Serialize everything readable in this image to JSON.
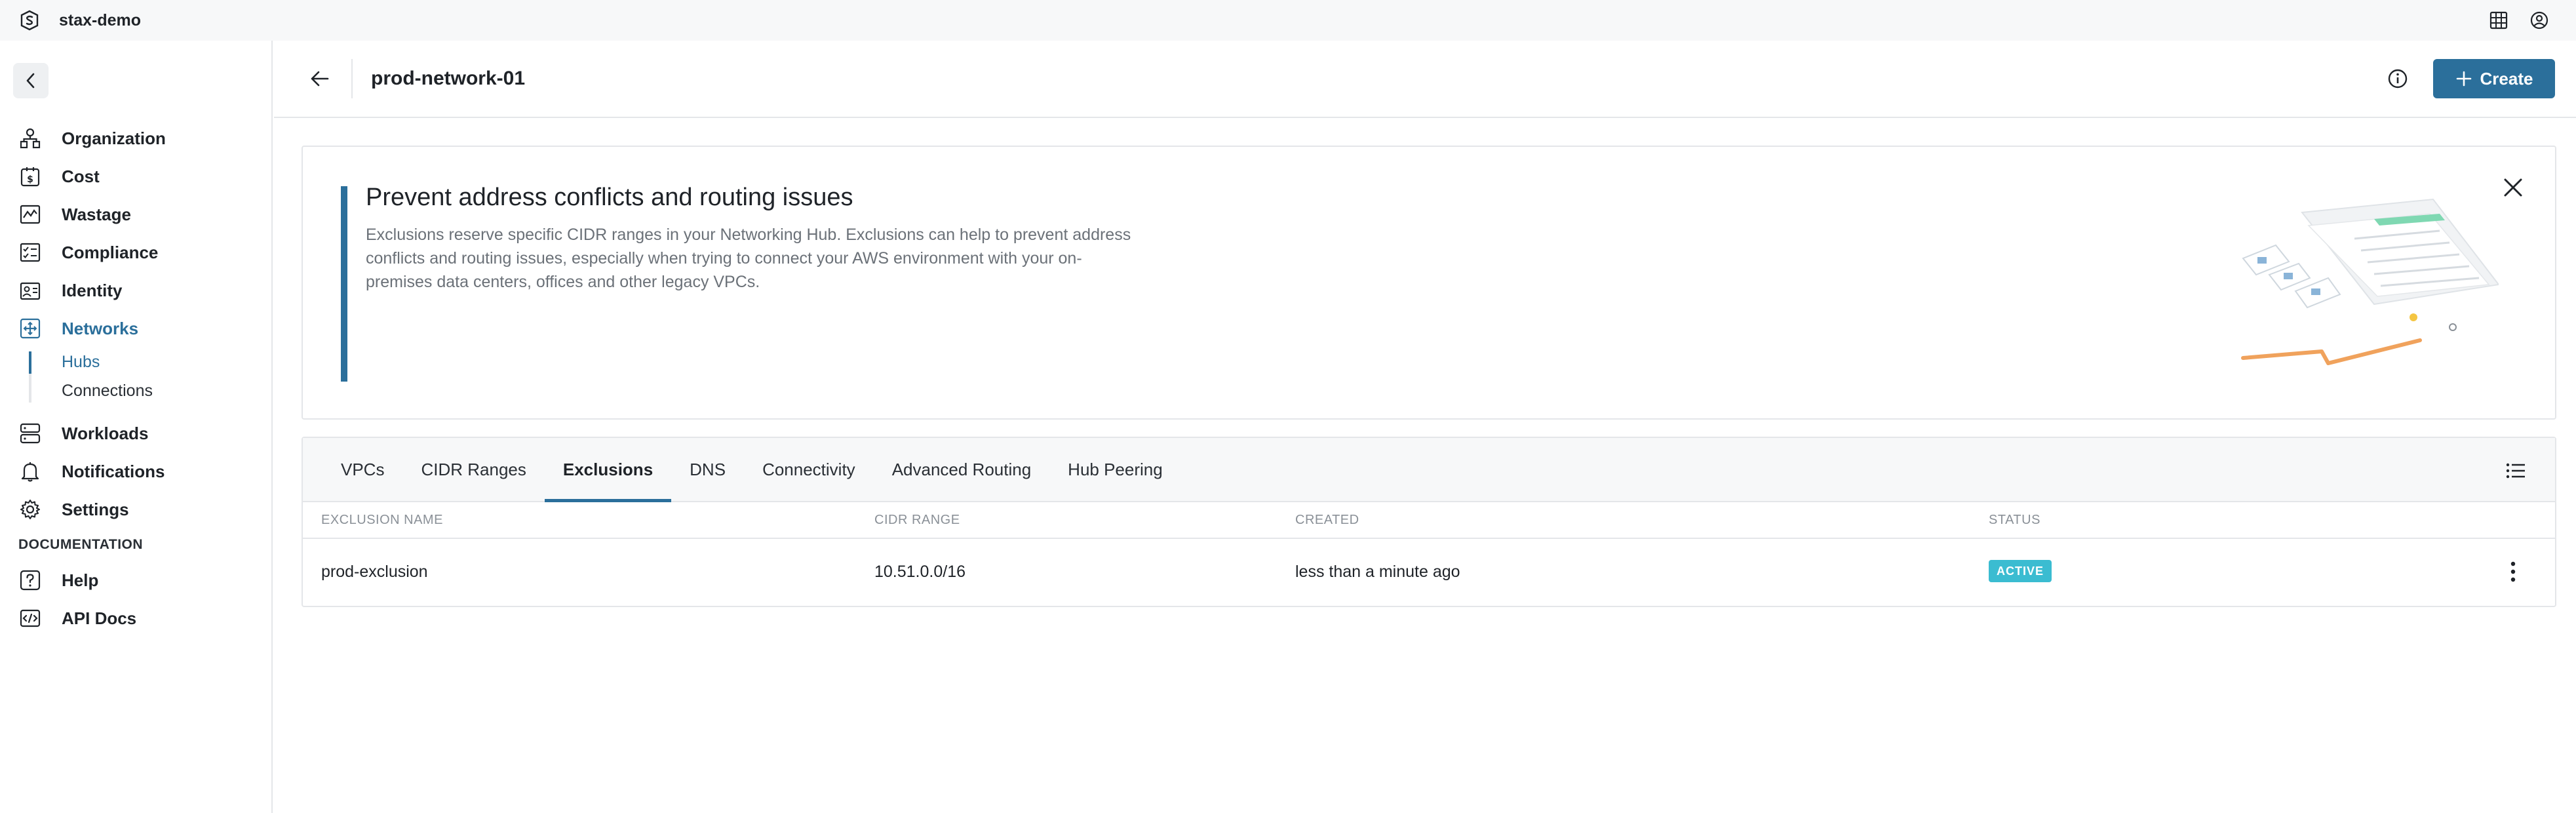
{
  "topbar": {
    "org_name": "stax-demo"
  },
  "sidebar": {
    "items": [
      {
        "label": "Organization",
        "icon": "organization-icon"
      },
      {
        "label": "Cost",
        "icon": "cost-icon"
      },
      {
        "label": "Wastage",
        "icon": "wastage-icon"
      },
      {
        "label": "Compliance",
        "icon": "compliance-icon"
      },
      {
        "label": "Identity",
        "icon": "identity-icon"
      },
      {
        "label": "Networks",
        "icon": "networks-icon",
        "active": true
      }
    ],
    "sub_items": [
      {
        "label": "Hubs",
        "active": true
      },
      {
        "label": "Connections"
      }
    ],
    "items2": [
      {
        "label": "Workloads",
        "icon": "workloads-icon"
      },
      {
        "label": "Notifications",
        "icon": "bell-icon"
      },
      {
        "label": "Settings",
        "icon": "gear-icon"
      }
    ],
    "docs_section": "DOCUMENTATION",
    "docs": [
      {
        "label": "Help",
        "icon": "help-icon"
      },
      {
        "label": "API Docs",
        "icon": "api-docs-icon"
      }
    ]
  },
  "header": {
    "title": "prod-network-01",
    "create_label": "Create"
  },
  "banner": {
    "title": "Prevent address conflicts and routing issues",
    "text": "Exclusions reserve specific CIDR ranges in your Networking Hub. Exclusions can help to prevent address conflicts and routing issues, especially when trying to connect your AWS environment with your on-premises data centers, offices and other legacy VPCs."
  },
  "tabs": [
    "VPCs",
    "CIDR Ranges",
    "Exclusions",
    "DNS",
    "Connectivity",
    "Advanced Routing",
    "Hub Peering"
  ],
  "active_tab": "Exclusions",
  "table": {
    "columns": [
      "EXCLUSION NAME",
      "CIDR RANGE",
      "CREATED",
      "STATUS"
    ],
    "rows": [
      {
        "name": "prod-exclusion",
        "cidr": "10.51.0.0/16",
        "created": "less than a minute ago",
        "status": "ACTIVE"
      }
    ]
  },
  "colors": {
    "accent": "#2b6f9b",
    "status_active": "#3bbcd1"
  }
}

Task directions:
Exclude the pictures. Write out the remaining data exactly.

Solved exercise:
Serialize everything readable in this image to JSON.
{
  "topbar": {
    "org_name": "stax-demo"
  },
  "sidebar": {
    "items": [
      {
        "label": "Organization",
        "icon": "organization-icon"
      },
      {
        "label": "Cost",
        "icon": "cost-icon"
      },
      {
        "label": "Wastage",
        "icon": "wastage-icon"
      },
      {
        "label": "Compliance",
        "icon": "compliance-icon"
      },
      {
        "label": "Identity",
        "icon": "identity-icon"
      },
      {
        "label": "Networks",
        "icon": "networks-icon",
        "active": true
      }
    ],
    "sub_items": [
      {
        "label": "Hubs",
        "active": true
      },
      {
        "label": "Connections"
      }
    ],
    "items2": [
      {
        "label": "Workloads",
        "icon": "workloads-icon"
      },
      {
        "label": "Notifications",
        "icon": "bell-icon"
      },
      {
        "label": "Settings",
        "icon": "gear-icon"
      }
    ],
    "docs_section": "DOCUMENTATION",
    "docs": [
      {
        "label": "Help",
        "icon": "help-icon"
      },
      {
        "label": "API Docs",
        "icon": "api-docs-icon"
      }
    ]
  },
  "header": {
    "title": "prod-network-01",
    "create_label": "Create"
  },
  "banner": {
    "title": "Prevent address conflicts and routing issues",
    "text": "Exclusions reserve specific CIDR ranges in your Networking Hub. Exclusions can help to prevent address conflicts and routing issues, especially when trying to connect your AWS environment with your on-premises data centers, offices and other legacy VPCs."
  },
  "tabs": [
    "VPCs",
    "CIDR Ranges",
    "Exclusions",
    "DNS",
    "Connectivity",
    "Advanced Routing",
    "Hub Peering"
  ],
  "active_tab": "Exclusions",
  "table": {
    "columns": [
      "EXCLUSION NAME",
      "CIDR RANGE",
      "CREATED",
      "STATUS"
    ],
    "rows": [
      {
        "name": "prod-exclusion",
        "cidr": "10.51.0.0/16",
        "created": "less than a minute ago",
        "status": "ACTIVE"
      }
    ]
  },
  "colors": {
    "accent": "#2b6f9b",
    "status_active": "#3bbcd1"
  }
}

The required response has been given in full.